Assignment: Scan the entries for the word "structured", and copy every line where it appears.

*** Records for this task ***

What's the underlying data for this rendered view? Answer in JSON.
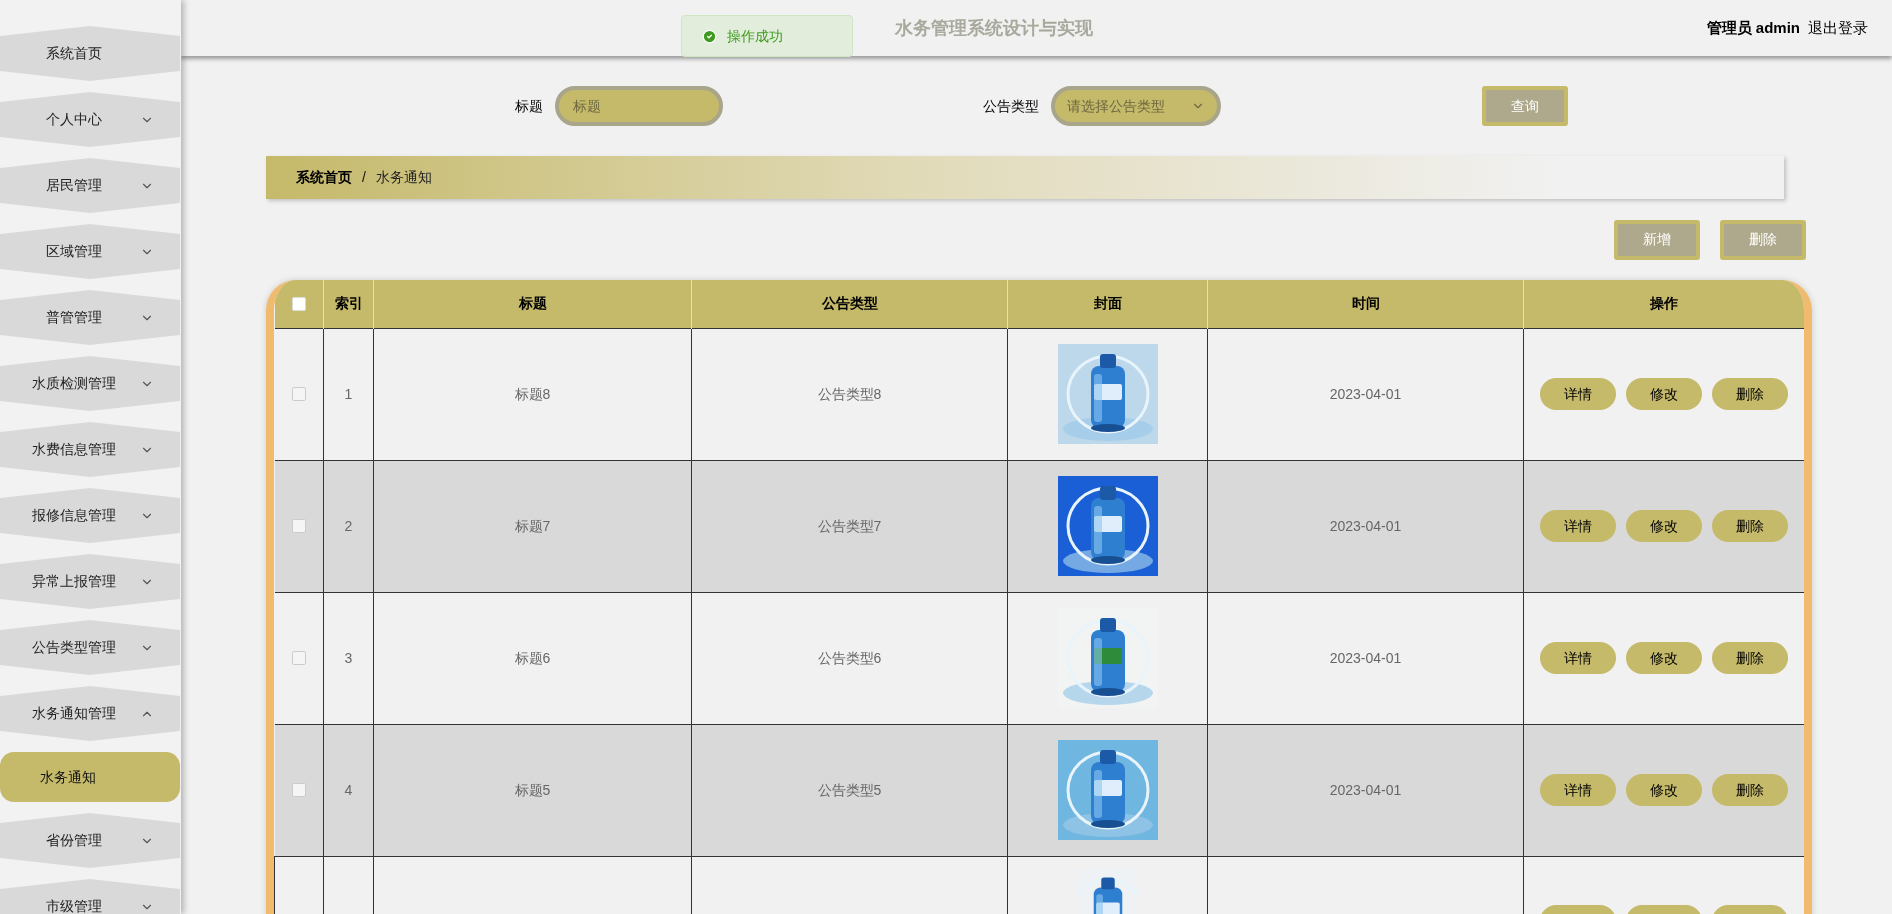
{
  "header": {
    "title": "水务管理系统设计与实现",
    "user": "管理员 admin",
    "logout": "退出登录"
  },
  "toast": {
    "message": "操作成功"
  },
  "sidebar": {
    "items": [
      {
        "label": "系统首页",
        "kind": "link"
      },
      {
        "label": "个人中心",
        "kind": "menu",
        "expanded": false
      },
      {
        "label": "居民管理",
        "kind": "menu",
        "expanded": false
      },
      {
        "label": "区域管理",
        "kind": "menu",
        "expanded": false
      },
      {
        "label": "普管管理",
        "kind": "menu",
        "expanded": false
      },
      {
        "label": "水质检测管理",
        "kind": "menu",
        "expanded": false
      },
      {
        "label": "水费信息管理",
        "kind": "menu",
        "expanded": false
      },
      {
        "label": "报修信息管理",
        "kind": "menu",
        "expanded": false
      },
      {
        "label": "异常上报管理",
        "kind": "menu",
        "expanded": false
      },
      {
        "label": "公告类型管理",
        "kind": "menu",
        "expanded": false
      },
      {
        "label": "水务通知管理",
        "kind": "menu",
        "expanded": true,
        "children": [
          {
            "label": "水务通知",
            "selected": true
          }
        ]
      },
      {
        "label": "省份管理",
        "kind": "menu",
        "expanded": false
      },
      {
        "label": "市级管理",
        "kind": "menu",
        "expanded": false
      }
    ]
  },
  "search": {
    "title_label": "标题",
    "title_placeholder": "标题",
    "type_label": "公告类型",
    "type_placeholder": "请选择公告类型",
    "query_button": "查询"
  },
  "breadcrumb": {
    "items": [
      "系统首页",
      "水务通知"
    ],
    "separator": "/"
  },
  "toolbar": {
    "add_button": "新增",
    "delete_button": "删除"
  },
  "table": {
    "columns": [
      "索引",
      "标题",
      "公告类型",
      "封面",
      "时间",
      "操作"
    ],
    "header_checked": false,
    "rows": [
      {
        "index": "1",
        "title": "标题8",
        "type": "公告类型8",
        "time": "2023-04-01",
        "actions": [
          "详情",
          "修改",
          "删除"
        ],
        "checked": false
      },
      {
        "index": "2",
        "title": "标题7",
        "type": "公告类型7",
        "time": "2023-04-01",
        "actions": [
          "详情",
          "修改",
          "删除"
        ],
        "checked": false
      },
      {
        "index": "3",
        "title": "标题6",
        "type": "公告类型6",
        "time": "2023-04-01",
        "actions": [
          "详情",
          "修改",
          "删除"
        ],
        "checked": false
      },
      {
        "index": "4",
        "title": "标题5",
        "type": "公告类型5",
        "time": "2023-04-01",
        "actions": [
          "详情",
          "修改",
          "删除"
        ],
        "checked": false
      },
      {
        "kind": "clipped"
      }
    ]
  }
}
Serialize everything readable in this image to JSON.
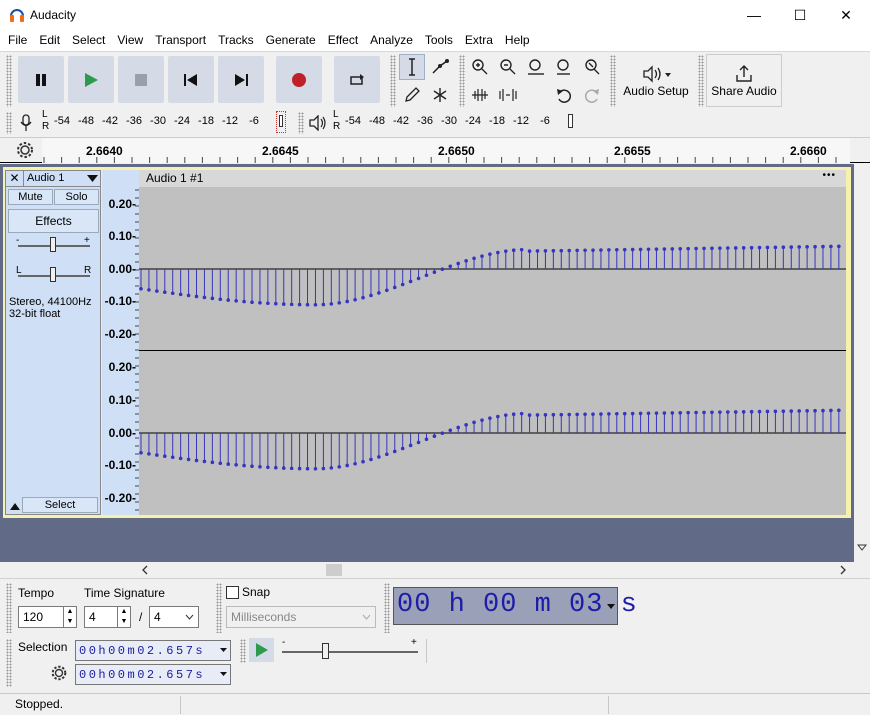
{
  "window": {
    "title": "Audacity",
    "minimize": "—",
    "maximize": "☐",
    "close": "✕"
  },
  "menu": [
    "File",
    "Edit",
    "Select",
    "View",
    "Transport",
    "Tracks",
    "Generate",
    "Effect",
    "Analyze",
    "Tools",
    "Extra",
    "Help"
  ],
  "toolbar": {
    "audio_setup_label": "Audio Setup",
    "share_audio_label": "Share Audio"
  },
  "meters": {
    "record_scale": [
      "-54",
      "-48",
      "-42",
      "-36",
      "-30",
      "-24",
      "-18",
      "-12",
      "-6"
    ],
    "play_scale": [
      "-54",
      "-48",
      "-42",
      "-36",
      "-30",
      "-24",
      "-18",
      "-12",
      "-6"
    ],
    "channel_left": "L",
    "channel_right": "R"
  },
  "ruler": {
    "ticks": [
      "2.6640",
      "2.6645",
      "2.6650",
      "2.6655",
      "2.6660"
    ]
  },
  "track": {
    "name": "Audio 1",
    "mute_label": "Mute",
    "solo_label": "Solo",
    "effects_label": "Effects",
    "gain_min": "-",
    "gain_max": "+",
    "pan_left": "L",
    "pan_right": "R",
    "format_line1": "Stereo, 44100Hz",
    "format_line2": "32-bit float",
    "select_label": "Select",
    "clip_name": "Audio 1 #1",
    "clip_menu": "•••",
    "scale_labels": [
      "0.20-",
      "0.10-",
      "0.00-",
      "-0.10-",
      "-0.20-"
    ],
    "wave_color": "#3535c0"
  },
  "bottom": {
    "tempo_label": "Tempo",
    "tempo_value": "120",
    "time_signature_label": "Time Signature",
    "ts_numerator": "4",
    "ts_slash": "/",
    "ts_denominator": "4",
    "snap_label": "Snap",
    "snap_units": "Milliseconds",
    "selection_label": "Selection",
    "selection_start": "00h00m02.657s",
    "selection_end": "00h00m02.657s",
    "time_display": "00 h 00 m 03 s",
    "play_speed_min": "-",
    "play_speed_max": "+"
  },
  "status": {
    "text": "Stopped."
  }
}
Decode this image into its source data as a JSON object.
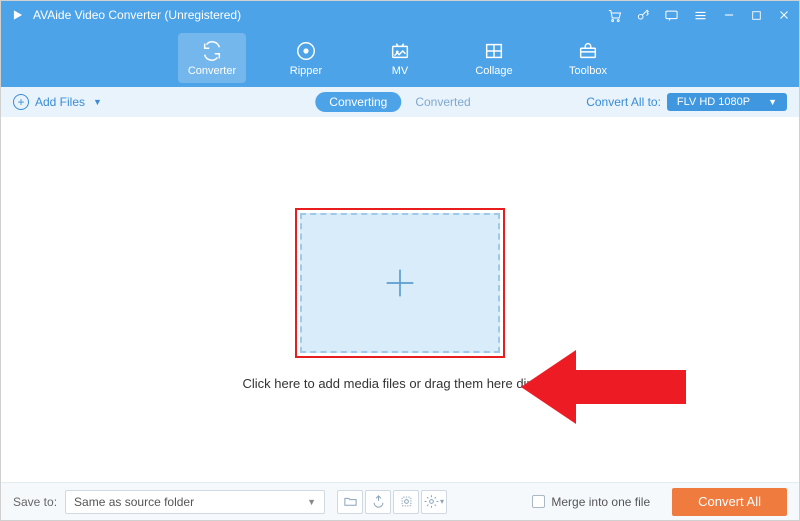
{
  "titlebar": {
    "title": "AVAide Video Converter (Unregistered)"
  },
  "toolbar": {
    "items": [
      {
        "label": "Converter"
      },
      {
        "label": "Ripper"
      },
      {
        "label": "MV"
      },
      {
        "label": "Collage"
      },
      {
        "label": "Toolbox"
      }
    ]
  },
  "subbar": {
    "add_files": "Add Files",
    "converting": "Converting",
    "converted": "Converted",
    "convert_all_to": "Convert All to:",
    "format": "FLV HD 1080P"
  },
  "main": {
    "drop_text": "Click here to add media files or drag them here directly"
  },
  "bottom": {
    "save_to_label": "Save to:",
    "save_to_value": "Same as source folder",
    "merge_label": "Merge into one file",
    "convert_btn": "Convert All"
  }
}
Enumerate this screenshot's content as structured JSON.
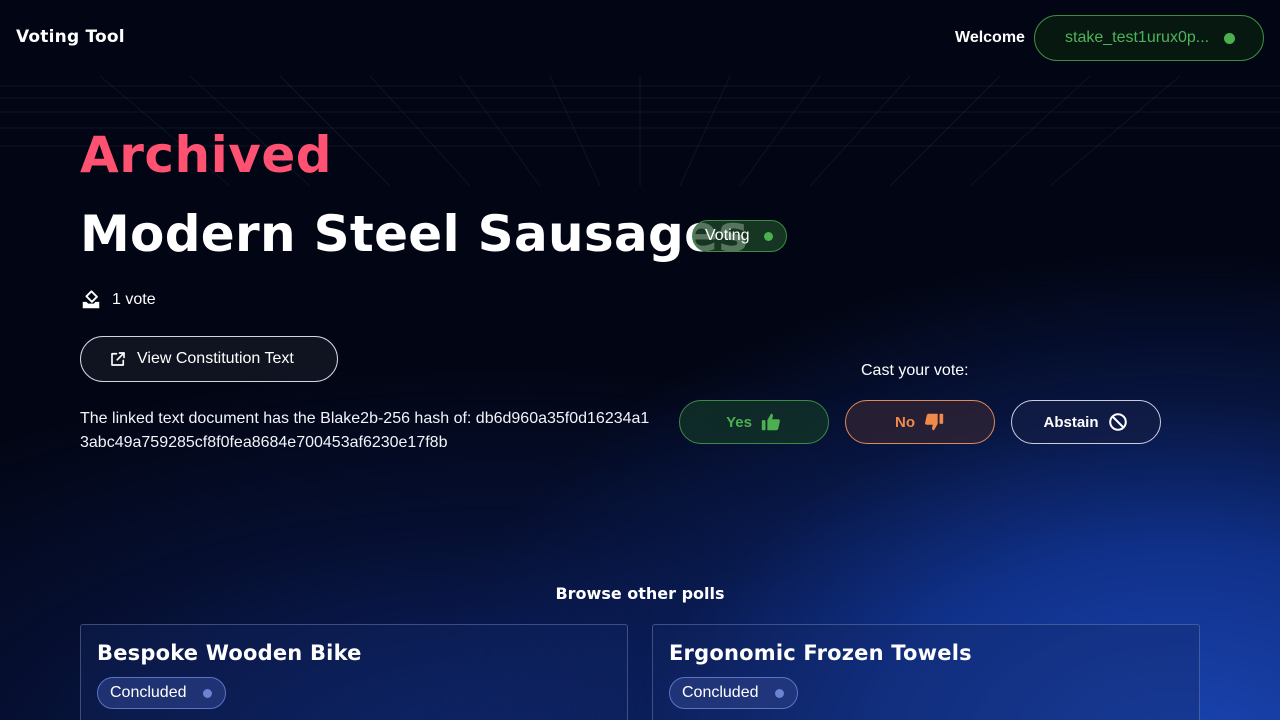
{
  "header": {
    "app_title": "Voting Tool",
    "welcome": "Welcome",
    "wallet_address": "stake_test1urux0p..."
  },
  "poll": {
    "archived_label": "Archived",
    "title": "Modern Steel Sausages",
    "status": "Voting",
    "vote_count": "1 vote",
    "constitution_button": "View Constitution Text",
    "hash_text": "The linked text document has the Blake2b-256 hash of: db6d960a35f0d16234a13abc49a759285cf8f0fea8684e700453af6230e17f8b"
  },
  "vote": {
    "cast_label": "Cast your vote:",
    "yes_label": "Yes",
    "no_label": "No",
    "abstain_label": "Abstain"
  },
  "browse": {
    "title": "Browse other polls",
    "polls": [
      {
        "title": "Bespoke Wooden Bike",
        "status": "Concluded"
      },
      {
        "title": "Ergonomic Frozen Towels",
        "status": "Concluded"
      }
    ]
  },
  "colors": {
    "archived": "#ff5273",
    "voting_green": "#4caf50",
    "no_orange": "#f08a4b",
    "concluded_blue": "#6b83d1"
  }
}
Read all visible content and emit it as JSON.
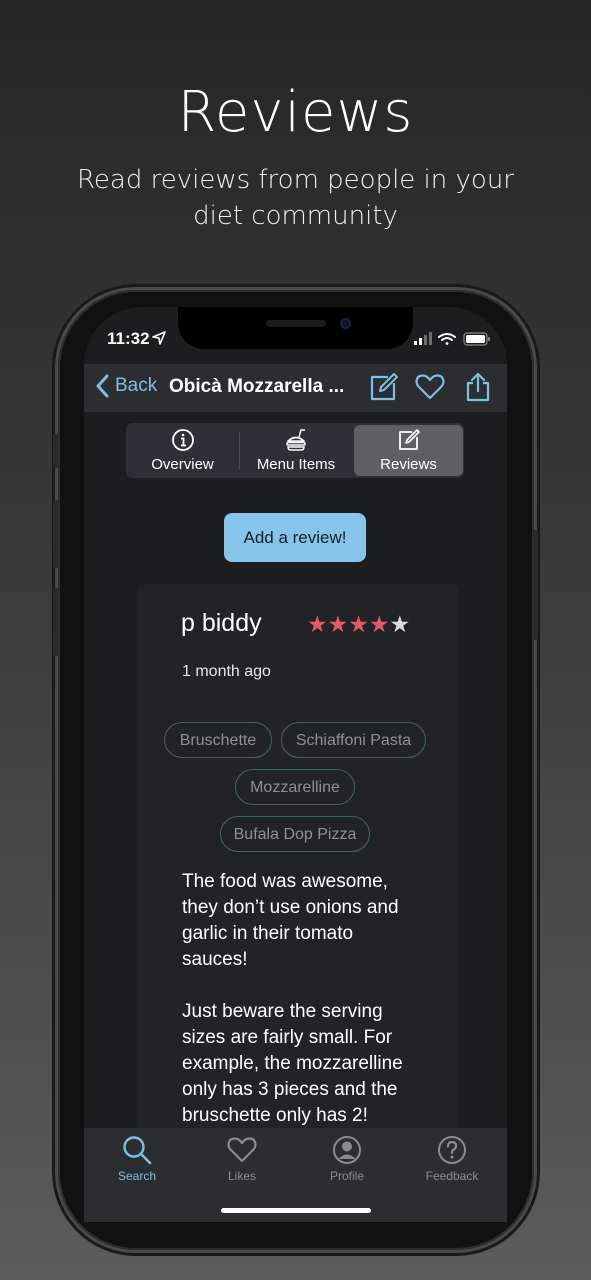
{
  "promo": {
    "title": "Reviews",
    "subtitle": "Read reviews from people in your diet community"
  },
  "status_bar": {
    "time": "11:32"
  },
  "navbar": {
    "back_label": "Back",
    "title": "Obicà Mozzarella ..."
  },
  "segments": [
    {
      "label": "Overview",
      "icon": "info-icon"
    },
    {
      "label": "Menu Items",
      "icon": "food-icon"
    },
    {
      "label": "Reviews",
      "icon": "edit-icon",
      "selected": true
    }
  ],
  "add_review_label": "Add a review!",
  "review": {
    "reviewer": "p biddy",
    "rating": 4,
    "rating_max": 5,
    "time_ago": "1 month ago",
    "dishes": [
      "Bruschette",
      "Schiaffoni Pasta",
      "Mozzarelline",
      "Bufala Dop Pizza"
    ],
    "paragraphs": [
      "The food was awesome, they don’t use onions and garlic in their tomato sauces!",
      "Just beware the serving sizes are fairly small. For example, the mozzarelline only has 3 pieces and the bruschette only has 2!"
    ]
  },
  "tabbar": [
    {
      "label": "Search",
      "icon": "search-icon",
      "active": true
    },
    {
      "label": "Likes",
      "icon": "heart-icon"
    },
    {
      "label": "Profile",
      "icon": "profile-icon"
    },
    {
      "label": "Feedback",
      "icon": "question-icon"
    }
  ],
  "colors": {
    "accent": "#7dbfe6",
    "button": "#86c5e9",
    "star_on": "#e6576a",
    "chip_border": "#3f6b4c"
  }
}
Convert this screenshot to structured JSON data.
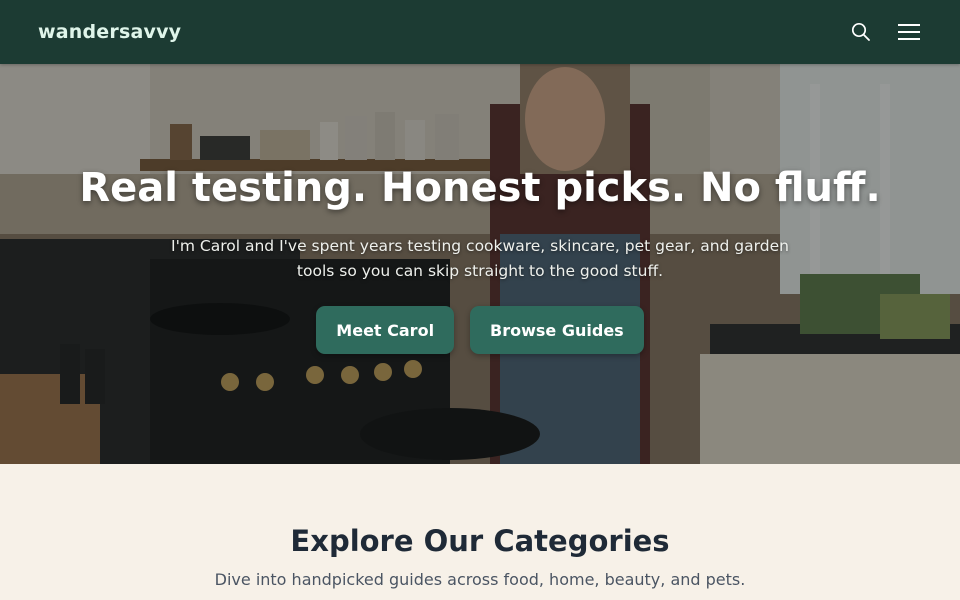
{
  "navbar": {
    "brand": "wandersavvy",
    "icons": [
      "search-icon",
      "menu-icon"
    ]
  },
  "hero": {
    "title": "Real testing. Honest picks. No fluff.",
    "subtitle": "I'm Carol and I've spent years testing cookware, skincare, pet gear, and garden tools so you can skip straight to the good stuff.",
    "buttons": {
      "primary": "Meet Carol",
      "secondary": "Browse Guides"
    },
    "image_description": ""
  },
  "categories": {
    "title": "Explore Our Categories",
    "subtitle": "Dive into handpicked guides across food, home, beauty, and pets."
  },
  "colors": {
    "navbar_bg": "#1c3b33",
    "brand_text": "#dff5ea",
    "button_bg": "#2f6b5d",
    "section_bg": "#f7f1e8",
    "heading_text": "#1f2a37"
  }
}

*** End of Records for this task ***

Completed exercise:
Enumerate this screenshot's content as structured JSON.
Convert this screenshot to structured JSON data.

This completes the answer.